• [Task statement]
All of the records must be given again exactly.

-------- Data shown

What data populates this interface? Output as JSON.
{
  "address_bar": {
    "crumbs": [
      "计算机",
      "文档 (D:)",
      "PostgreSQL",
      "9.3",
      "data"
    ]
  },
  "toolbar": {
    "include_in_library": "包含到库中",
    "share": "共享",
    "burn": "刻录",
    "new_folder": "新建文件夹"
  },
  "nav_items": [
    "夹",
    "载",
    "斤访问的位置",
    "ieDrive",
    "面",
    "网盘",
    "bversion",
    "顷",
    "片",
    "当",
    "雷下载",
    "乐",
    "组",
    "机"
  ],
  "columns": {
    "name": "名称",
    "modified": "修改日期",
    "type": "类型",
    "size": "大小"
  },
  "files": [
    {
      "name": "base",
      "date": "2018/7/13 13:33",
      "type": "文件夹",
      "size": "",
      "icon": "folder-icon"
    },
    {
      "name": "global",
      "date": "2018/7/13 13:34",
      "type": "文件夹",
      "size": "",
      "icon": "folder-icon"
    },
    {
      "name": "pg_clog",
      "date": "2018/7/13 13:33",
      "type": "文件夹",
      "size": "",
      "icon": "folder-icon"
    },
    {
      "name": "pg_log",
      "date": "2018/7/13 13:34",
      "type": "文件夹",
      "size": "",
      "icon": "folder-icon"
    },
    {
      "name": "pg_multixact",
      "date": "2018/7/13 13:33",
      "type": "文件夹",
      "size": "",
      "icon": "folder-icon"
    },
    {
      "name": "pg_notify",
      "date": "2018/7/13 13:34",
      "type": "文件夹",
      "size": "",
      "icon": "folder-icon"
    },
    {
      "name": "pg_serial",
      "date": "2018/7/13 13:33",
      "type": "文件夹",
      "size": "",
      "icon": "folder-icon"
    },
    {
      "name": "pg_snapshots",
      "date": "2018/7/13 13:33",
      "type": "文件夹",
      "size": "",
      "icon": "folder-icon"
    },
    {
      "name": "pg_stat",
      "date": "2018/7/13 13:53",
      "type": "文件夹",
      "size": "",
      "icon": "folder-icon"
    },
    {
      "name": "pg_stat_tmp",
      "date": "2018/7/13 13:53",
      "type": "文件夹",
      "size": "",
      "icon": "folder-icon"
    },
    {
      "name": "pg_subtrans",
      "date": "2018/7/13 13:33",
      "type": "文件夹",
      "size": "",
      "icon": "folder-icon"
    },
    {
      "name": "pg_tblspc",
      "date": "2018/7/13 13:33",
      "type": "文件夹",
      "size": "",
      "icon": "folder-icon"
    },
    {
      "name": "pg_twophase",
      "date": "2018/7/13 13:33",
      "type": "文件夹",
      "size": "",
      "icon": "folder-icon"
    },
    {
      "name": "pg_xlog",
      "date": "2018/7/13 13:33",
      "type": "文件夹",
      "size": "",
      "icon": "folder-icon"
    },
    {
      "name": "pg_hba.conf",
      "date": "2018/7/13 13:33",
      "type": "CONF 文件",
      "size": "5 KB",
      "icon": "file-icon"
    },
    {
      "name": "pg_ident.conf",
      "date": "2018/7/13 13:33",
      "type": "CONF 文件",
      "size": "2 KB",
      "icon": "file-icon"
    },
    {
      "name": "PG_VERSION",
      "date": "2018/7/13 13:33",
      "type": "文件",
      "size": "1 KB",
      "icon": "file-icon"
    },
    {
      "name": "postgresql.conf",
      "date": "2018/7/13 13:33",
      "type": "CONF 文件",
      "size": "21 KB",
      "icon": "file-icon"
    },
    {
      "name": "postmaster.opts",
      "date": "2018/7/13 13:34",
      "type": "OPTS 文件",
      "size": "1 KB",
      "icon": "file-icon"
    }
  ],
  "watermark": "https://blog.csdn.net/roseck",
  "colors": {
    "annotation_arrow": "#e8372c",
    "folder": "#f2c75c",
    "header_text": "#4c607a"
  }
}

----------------

• [Response below]
What data populates this interface? Output as JSON.
{
  "address_bar": {
    "crumbs": [
      "计算机",
      "文档 (D:)",
      "PostgreSQL",
      "9.3",
      "data"
    ]
  },
  "toolbar": {
    "include_in_library": "包含到库中",
    "share": "共享",
    "burn": "刻录",
    "new_folder": "新建文件夹"
  },
  "nav_items": [
    "夹",
    "载",
    "斤访问的位置",
    "ieDrive",
    "面",
    "网盘",
    "bversion",
    "顷",
    "片",
    "当",
    "雷下载",
    "乐",
    "组",
    "机"
  ],
  "columns": {
    "name": "名称",
    "modified": "修改日期",
    "type": "类型",
    "size": "大小"
  },
  "files": [
    {
      "name": "base",
      "date": "2018/7/13 13:33",
      "type": "文件夹",
      "size": "",
      "icon": "folder-icon"
    },
    {
      "name": "global",
      "date": "2018/7/13 13:34",
      "type": "文件夹",
      "size": "",
      "icon": "folder-icon"
    },
    {
      "name": "pg_clog",
      "date": "2018/7/13 13:33",
      "type": "文件夹",
      "size": "",
      "icon": "folder-icon"
    },
    {
      "name": "pg_log",
      "date": "2018/7/13 13:34",
      "type": "文件夹",
      "size": "",
      "icon": "folder-icon"
    },
    {
      "name": "pg_multixact",
      "date": "2018/7/13 13:33",
      "type": "文件夹",
      "size": "",
      "icon": "folder-icon"
    },
    {
      "name": "pg_notify",
      "date": "2018/7/13 13:34",
      "type": "文件夹",
      "size": "",
      "icon": "folder-icon"
    },
    {
      "name": "pg_serial",
      "date": "2018/7/13 13:33",
      "type": "文件夹",
      "size": "",
      "icon": "folder-icon"
    },
    {
      "name": "pg_snapshots",
      "date": "2018/7/13 13:33",
      "type": "文件夹",
      "size": "",
      "icon": "folder-icon"
    },
    {
      "name": "pg_stat",
      "date": "2018/7/13 13:53",
      "type": "文件夹",
      "size": "",
      "icon": "folder-icon"
    },
    {
      "name": "pg_stat_tmp",
      "date": "2018/7/13 13:53",
      "type": "文件夹",
      "size": "",
      "icon": "folder-icon"
    },
    {
      "name": "pg_subtrans",
      "date": "2018/7/13 13:33",
      "type": "文件夹",
      "size": "",
      "icon": "folder-icon"
    },
    {
      "name": "pg_tblspc",
      "date": "2018/7/13 13:33",
      "type": "文件夹",
      "size": "",
      "icon": "folder-icon"
    },
    {
      "name": "pg_twophase",
      "date": "2018/7/13 13:33",
      "type": "文件夹",
      "size": "",
      "icon": "folder-icon"
    },
    {
      "name": "pg_xlog",
      "date": "2018/7/13 13:33",
      "type": "文件夹",
      "size": "",
      "icon": "folder-icon"
    },
    {
      "name": "pg_hba.conf",
      "date": "2018/7/13 13:33",
      "type": "CONF 文件",
      "size": "5 KB",
      "icon": "file-icon"
    },
    {
      "name": "pg_ident.conf",
      "date": "2018/7/13 13:33",
      "type": "CONF 文件",
      "size": "2 KB",
      "icon": "file-icon"
    },
    {
      "name": "PG_VERSION",
      "date": "2018/7/13 13:33",
      "type": "文件",
      "size": "1 KB",
      "icon": "file-icon"
    },
    {
      "name": "postgresql.conf",
      "date": "2018/7/13 13:33",
      "type": "CONF 文件",
      "size": "21 KB",
      "icon": "file-icon"
    },
    {
      "name": "postmaster.opts",
      "date": "2018/7/13 13:34",
      "type": "OPTS 文件",
      "size": "1 KB",
      "icon": "file-icon"
    }
  ],
  "watermark": "https://blog.csdn.net/roseck",
  "colors": {
    "annotation_arrow": "#e8372c",
    "folder": "#f2c75c",
    "header_text": "#4c607a"
  }
}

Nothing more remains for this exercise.